I got the book for my birthday and in some ways I have to agree.
I mean... Having the older versions of the modules are a good thing IMO. There is only one version of the KOTB PDF officially available and in its current incarnation it's not a good one (formatting error and missing sections), which is odd because the PDF that was available 2 years ago when I bought mine was fully functional. So having these good reprints is useful, even if the book is such a brick that it'd be hard to use when running at the table.
Now the 5E conversion.... Yeah. It's not good. It's schizophrenic and seems to ignore the changes in design that D&D went through between Basic D&D and 5th Edition...
What do I mean by schizophrenic? Well.... One of the big appeals of Keep on the Borderlands, indeed what made it a lasting module is that it's so light on story that DMs can truly make it their own.
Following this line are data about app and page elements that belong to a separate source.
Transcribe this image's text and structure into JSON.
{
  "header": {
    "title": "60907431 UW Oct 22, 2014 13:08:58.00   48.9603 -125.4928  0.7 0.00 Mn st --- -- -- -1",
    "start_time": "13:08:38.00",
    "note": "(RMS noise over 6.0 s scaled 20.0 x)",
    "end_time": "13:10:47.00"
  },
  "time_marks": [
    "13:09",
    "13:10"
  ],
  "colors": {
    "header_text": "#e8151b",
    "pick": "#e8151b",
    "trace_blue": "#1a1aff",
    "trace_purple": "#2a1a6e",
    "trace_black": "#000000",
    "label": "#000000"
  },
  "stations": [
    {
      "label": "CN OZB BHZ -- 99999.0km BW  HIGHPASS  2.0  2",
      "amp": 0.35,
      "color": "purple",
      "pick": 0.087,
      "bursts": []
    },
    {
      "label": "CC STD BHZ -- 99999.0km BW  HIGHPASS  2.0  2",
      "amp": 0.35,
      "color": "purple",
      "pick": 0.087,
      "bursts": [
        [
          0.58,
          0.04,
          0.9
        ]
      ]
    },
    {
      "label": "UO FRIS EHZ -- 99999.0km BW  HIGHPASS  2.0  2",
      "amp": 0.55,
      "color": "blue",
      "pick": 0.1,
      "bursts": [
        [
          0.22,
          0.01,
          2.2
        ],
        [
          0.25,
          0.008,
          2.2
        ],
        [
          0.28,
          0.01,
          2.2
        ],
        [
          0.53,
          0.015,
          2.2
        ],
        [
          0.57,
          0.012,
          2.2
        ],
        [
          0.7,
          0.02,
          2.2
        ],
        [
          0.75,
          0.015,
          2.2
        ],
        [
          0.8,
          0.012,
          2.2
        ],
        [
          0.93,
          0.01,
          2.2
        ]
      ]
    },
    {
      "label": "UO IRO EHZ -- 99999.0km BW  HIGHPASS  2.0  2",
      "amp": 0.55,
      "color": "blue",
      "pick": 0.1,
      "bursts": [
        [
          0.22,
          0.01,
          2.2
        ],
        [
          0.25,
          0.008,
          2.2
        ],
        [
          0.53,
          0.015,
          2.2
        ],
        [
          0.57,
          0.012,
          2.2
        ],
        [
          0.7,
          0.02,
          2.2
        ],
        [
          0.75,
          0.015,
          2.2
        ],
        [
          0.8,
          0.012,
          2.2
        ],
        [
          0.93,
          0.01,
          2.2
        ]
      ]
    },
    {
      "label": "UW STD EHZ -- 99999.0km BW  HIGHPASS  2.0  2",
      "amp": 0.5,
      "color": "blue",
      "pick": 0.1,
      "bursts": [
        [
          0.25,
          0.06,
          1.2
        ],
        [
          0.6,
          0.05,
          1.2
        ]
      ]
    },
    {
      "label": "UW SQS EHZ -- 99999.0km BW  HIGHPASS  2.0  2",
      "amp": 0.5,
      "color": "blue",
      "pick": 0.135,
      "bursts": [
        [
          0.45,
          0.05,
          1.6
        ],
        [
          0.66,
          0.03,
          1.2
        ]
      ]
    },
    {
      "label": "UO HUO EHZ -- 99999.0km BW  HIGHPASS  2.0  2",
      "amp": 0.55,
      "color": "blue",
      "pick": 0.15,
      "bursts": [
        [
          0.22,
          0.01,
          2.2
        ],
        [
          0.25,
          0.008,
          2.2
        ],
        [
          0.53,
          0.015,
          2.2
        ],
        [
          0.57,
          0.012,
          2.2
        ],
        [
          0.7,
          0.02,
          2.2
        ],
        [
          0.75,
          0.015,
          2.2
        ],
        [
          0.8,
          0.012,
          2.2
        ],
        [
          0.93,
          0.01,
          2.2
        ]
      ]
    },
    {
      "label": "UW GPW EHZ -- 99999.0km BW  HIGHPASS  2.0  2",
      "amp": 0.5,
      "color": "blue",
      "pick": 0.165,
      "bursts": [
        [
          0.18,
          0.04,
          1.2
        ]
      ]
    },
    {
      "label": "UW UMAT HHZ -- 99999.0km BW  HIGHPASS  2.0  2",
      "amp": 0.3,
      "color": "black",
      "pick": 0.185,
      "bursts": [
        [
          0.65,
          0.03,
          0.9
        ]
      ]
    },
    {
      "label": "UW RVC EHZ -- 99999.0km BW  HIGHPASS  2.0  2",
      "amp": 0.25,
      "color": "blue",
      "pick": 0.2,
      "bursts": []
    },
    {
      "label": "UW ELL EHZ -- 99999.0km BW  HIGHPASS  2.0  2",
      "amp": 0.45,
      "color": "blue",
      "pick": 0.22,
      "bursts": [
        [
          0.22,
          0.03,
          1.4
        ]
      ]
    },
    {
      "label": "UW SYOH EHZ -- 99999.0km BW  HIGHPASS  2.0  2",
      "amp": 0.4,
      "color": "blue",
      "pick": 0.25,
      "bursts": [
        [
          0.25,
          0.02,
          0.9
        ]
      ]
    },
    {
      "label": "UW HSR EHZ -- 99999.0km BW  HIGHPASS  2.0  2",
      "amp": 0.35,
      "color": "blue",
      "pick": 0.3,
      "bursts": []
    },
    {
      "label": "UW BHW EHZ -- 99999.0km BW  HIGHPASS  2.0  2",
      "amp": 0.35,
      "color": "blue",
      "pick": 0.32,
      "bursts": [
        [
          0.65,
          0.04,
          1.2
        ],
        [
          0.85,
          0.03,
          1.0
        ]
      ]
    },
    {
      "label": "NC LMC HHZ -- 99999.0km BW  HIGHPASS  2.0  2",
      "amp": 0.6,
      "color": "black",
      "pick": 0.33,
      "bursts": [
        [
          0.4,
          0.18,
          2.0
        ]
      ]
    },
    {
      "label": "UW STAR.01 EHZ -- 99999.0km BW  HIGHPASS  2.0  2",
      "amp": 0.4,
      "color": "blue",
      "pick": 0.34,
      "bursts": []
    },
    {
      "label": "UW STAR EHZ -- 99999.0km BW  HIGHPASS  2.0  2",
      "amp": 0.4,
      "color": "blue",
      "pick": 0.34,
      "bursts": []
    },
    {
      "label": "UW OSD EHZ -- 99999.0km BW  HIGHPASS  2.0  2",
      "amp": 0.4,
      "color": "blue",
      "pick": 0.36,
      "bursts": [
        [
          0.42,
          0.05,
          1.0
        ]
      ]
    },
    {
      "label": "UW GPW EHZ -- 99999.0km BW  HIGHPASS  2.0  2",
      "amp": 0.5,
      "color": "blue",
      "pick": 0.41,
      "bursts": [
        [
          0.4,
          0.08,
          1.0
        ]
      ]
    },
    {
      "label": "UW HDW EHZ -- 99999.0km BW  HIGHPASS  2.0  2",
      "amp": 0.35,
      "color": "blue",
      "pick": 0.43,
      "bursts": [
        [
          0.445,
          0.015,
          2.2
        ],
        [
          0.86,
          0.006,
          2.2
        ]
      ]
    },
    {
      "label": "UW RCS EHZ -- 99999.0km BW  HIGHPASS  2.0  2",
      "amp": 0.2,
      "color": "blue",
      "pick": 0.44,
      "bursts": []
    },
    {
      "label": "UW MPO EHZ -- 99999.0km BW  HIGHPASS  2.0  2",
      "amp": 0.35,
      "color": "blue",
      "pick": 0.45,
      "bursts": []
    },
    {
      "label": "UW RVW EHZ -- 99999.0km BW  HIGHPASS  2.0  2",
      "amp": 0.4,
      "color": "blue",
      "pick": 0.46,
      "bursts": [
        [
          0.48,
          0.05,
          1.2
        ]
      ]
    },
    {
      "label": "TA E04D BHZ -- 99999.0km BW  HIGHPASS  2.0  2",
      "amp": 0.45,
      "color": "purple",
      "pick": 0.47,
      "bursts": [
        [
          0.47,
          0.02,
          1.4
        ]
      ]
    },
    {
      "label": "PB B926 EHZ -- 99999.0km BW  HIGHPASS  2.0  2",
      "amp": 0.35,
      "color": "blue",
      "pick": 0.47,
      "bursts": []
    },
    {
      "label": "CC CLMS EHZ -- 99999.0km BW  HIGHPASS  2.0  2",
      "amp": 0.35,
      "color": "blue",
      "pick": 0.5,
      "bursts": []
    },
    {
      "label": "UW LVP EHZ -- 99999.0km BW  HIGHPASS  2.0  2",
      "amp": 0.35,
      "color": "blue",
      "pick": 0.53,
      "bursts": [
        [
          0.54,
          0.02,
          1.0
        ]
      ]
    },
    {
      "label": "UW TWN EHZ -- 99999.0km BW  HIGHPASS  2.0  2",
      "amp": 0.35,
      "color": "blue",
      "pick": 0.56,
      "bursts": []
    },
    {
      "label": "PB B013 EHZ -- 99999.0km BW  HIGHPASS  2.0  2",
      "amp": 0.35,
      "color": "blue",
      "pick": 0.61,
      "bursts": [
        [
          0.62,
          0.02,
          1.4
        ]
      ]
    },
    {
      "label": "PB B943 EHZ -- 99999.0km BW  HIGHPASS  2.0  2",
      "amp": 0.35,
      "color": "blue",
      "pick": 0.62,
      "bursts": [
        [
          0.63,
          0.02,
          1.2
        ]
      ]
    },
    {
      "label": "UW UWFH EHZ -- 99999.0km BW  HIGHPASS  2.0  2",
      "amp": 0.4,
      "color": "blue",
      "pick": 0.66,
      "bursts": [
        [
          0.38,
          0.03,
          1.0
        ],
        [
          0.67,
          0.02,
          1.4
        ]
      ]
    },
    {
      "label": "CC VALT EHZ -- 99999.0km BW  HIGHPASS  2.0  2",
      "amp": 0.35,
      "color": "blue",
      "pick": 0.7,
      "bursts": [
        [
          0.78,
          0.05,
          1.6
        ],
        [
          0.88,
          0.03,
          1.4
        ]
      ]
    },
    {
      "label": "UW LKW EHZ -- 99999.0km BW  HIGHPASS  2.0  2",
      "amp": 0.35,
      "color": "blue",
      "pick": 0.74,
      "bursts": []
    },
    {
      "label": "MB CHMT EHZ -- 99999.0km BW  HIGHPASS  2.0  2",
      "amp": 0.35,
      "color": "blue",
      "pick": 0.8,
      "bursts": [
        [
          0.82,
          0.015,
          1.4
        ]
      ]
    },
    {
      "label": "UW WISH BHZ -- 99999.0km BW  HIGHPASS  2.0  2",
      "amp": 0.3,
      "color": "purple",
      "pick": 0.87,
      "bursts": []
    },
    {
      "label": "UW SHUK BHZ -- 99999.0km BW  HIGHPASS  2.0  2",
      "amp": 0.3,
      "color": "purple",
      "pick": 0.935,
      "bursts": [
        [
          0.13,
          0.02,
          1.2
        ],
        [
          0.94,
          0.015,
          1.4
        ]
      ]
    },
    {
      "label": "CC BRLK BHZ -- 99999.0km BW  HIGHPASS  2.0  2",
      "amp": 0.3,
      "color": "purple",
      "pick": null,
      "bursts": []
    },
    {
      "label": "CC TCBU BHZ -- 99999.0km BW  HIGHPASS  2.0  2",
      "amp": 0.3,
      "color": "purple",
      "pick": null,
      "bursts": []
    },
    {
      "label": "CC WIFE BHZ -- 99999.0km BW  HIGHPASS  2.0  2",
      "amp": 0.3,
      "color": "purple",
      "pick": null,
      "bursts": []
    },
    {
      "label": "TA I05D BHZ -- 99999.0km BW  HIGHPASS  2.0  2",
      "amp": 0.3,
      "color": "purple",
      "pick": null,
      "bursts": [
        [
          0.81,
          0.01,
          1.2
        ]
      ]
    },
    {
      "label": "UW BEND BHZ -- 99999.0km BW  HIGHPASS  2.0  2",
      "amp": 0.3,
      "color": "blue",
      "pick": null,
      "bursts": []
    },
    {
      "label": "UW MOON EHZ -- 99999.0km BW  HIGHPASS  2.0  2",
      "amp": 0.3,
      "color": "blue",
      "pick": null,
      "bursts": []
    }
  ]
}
At best a handful of NPCs have a bit of personality traits explained.
Here... in a lot of places this is preserved but then they arbitrarily change things... like the elven advisor to the Castellan suddenly gets a name, a Chaotic Evil alignment and a whoooooooole lot of backstory and lore tying him down. And the wilderness encounter tables were wiped entirely in favor of far more specific encounters with so much story packed to them, as opposed to just an encounter with basic goals for the NPCs explained and the DM gets to do his thing.
This is also the problem with all the expanded areas, they all have very very specific stories tied to them, so instead of "a band of kobolds unassociated with the ones in the caves of chaos, led by a particularly strong kobold armed and armored better than the others, who will instruct his warband to fight to the death if need be" you get "A band of kobolds with very specific goals within the area and probably specific ties to NPCs of other locales and also their leader is the son of Torgo The Eye-Gouger."
As for factoring in the evolution of the game... yeah, it is rather sadly ignored. All the armor and arms are just carried over from how they were originally, where your only options for armor WERE leather, chainmail and platemail... It made sense back then for the light infantry of the Keep to wear leather and the cavalry to wear chainmail, but now in 5E with the light armors and medium armors and heavy armors this doesn't translate as well, you don't go from AC6 in leather armor and shield to AC5 in chainmail to AC4 in chainmail and shield (and so forth) in 5th edition... The same applies to other encounter areas as well. A bit more thought in how armors have changed and how armor class works in 5E could've done wonders.
These two elements just tell me that the wrong aspects were focused on as they worked on the conversion.
As for the art.... Yeah, a lot of it is bland and forgettable (the only image that stands out to me is one of the goblins checking one of their stolen barrels of goods while hobgoblin eyes spy on them from the secret door), and there's also some really baffling design choices.
The wizard who shows up in all party pics, with his "shirt" pockets and bandolier of pouches, ends up just looking like Duke from GI Joe in a silly wizard's hat.
The Minotaur art piece is definitely one of the worst. Despite furnishing the lair with macabre skulls as the module describes, the fact that the savage minotaur in a chain mail coat is now wearing nice pants tucked into cuffed boots just takes away so much of the threatening look it once sported.
It's a nice piece of novelty to have if you're a fan of the modules (and I am, of KOTB at least) but in terms of being useful in play the book is too cumbersome, and the conversion too problematic...